Traveling is an exciting adventure that provides you with many options for fun, exploration, and the exhilaration of viewing new places. Unfortunately, traveling isn’t without its risks. One of the major risks that travelers face on a daily basis is contracting an illness. Travelers can contract an illness at any point before their trip and during their trip. Either of these scenarios will result in the brighter portions of your trip soured or ruined by painful symptoms and exhaustion.

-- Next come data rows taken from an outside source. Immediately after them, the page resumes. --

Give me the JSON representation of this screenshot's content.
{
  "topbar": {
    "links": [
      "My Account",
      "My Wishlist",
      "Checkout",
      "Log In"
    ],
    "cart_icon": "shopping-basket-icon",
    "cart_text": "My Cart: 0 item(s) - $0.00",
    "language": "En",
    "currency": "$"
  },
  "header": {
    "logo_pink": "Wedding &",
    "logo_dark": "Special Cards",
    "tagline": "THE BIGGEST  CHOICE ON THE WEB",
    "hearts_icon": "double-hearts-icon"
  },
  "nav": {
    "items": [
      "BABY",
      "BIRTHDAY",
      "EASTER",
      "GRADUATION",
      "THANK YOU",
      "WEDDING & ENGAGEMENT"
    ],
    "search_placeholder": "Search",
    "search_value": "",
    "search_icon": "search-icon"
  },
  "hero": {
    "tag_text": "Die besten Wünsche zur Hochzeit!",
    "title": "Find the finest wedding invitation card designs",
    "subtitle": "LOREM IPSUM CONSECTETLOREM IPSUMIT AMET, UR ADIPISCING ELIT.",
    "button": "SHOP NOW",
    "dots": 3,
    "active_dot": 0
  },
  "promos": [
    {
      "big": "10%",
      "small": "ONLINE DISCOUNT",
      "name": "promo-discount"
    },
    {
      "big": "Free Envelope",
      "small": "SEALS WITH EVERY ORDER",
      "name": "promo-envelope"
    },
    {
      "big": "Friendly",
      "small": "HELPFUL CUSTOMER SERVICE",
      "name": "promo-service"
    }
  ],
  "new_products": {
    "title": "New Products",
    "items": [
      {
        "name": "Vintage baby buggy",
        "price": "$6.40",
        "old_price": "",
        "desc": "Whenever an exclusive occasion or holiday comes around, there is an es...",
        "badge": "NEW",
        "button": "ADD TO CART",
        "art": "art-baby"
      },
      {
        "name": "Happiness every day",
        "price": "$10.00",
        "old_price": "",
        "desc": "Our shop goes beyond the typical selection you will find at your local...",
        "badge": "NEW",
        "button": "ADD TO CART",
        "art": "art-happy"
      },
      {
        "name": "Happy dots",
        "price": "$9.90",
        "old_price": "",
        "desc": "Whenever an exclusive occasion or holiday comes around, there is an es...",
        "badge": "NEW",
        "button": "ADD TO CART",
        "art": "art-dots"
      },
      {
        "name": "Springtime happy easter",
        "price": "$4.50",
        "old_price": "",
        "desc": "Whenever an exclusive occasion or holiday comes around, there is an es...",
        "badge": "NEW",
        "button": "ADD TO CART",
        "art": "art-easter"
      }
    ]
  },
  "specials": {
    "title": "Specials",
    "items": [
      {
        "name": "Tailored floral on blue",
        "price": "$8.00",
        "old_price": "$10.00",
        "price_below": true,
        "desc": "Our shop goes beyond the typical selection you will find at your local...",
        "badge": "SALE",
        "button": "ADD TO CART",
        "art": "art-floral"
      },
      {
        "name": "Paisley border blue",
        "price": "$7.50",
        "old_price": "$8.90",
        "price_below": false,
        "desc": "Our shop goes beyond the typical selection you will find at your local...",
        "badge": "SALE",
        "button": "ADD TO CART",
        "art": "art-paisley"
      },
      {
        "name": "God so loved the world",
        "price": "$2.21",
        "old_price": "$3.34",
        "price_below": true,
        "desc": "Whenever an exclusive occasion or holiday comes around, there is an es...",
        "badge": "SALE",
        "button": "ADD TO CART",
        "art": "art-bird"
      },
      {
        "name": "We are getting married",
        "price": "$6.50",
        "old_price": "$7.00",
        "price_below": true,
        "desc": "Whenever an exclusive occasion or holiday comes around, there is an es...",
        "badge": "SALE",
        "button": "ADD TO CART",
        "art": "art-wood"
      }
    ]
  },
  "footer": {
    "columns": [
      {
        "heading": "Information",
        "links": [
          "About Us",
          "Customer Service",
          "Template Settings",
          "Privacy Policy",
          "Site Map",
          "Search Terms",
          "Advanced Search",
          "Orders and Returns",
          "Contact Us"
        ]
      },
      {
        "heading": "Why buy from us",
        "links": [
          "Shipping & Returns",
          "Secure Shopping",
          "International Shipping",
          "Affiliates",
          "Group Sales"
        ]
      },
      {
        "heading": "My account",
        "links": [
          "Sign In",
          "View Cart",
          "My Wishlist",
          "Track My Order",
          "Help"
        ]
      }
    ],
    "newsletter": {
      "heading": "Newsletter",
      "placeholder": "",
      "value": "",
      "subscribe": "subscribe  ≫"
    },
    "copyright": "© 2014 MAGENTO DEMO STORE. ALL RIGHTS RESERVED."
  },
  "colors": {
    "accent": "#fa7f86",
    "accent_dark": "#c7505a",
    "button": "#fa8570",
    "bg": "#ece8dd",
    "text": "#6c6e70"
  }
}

Bacteria and viruses can be found everywhere while you’re out traveling. You can visit a local coffee shop for your favorite drink and walk past someone who coughs in your direction, exposing you to their illness. You could even catch something on the plane. There’s no way for you to know who sat in your seat before you. A thorough interior cleaning of the plane and it’s small pieces, including the tray table and the belt buckles, is a privilege that doesn’t occur very often. The germs from a previously sick passenger could still be alive on these surfaces, waiting to latch onto you and ruin your trip.
Even if you don’t catch a virus or encounter harmful germs on the plane ride to your destination, you could become sick before your trip. It is critical for you to recognize the signs of a developing illness so that you can begin the proper treatments and take the proper medications to try to reduce the severity of the illness. This will help you to overcome the illness quicker.
What are the signs of a developing illness? Well, they differ for each type of common winter illness, but there are certain symptoms that span multiple illnesses. Developing a sudden headache, nausea, stomach ache, muscle ache, sore throat, stuffy nose, or a runny nose should be given serious consideration as early warning signs of an illness like the flu or a cold. These symptoms should not be ignored and dismissed as simple things that will go away in a day.
If you start to feel any of these symptoms starting, you should start drinking water and use disinfectant. Sicknesses and illnesses can tax your body and quickly cause you to become dehydrated. It’s also important that you avoid alcohol. Alcohol “will suppress your immune system so it’s harder to get better quickly,” says Dr. Rajapaksa.
Rest is another essential aspect of the healing process. When your symptoms start to show themselves, don’t make them worse by overexerting your body. Whether your symptoms start before the trip or during, take time to relax in a bed or on a sofa. The steam from a warm shower will help with a stuffy nose. Warm tea with honey and lemon will coat and soothe a sore throat. Then nap or rest for the day. A book, a laptop, and a television are also welcome additions.
If hydrating and resting don’t help, don’t hesitate to visit a physician. Making an appointment before your trip will be easy, but seeing a doctor while on your trip could be challenging. Some hotels have a doctor on-call, so don’t be shy about asking about it at the front desk.
Eating while sick is risky. The wrong food can land you stuck in the bathroom for the entire day. Forego any raw foods and dairy. Fill up on wholesome foods with very little grease like soups, pasta, rice, and lightly seasoned lean meats.
Just because you rarely get sick doesn’t mean that you’re impervious to illnesses. It is a financially responsible choice to invest in travel insurance for the duration of your travels in case the unexpected happens.
Lastly, remember to pack an emergency kit. This kit should have one type of every over-the-counter medication that you may need as well as bottles of vitamins to boost your immune system. “Take a probiotic regularly to help your immune system to be more resilient,” says Dr. Rajapaksa.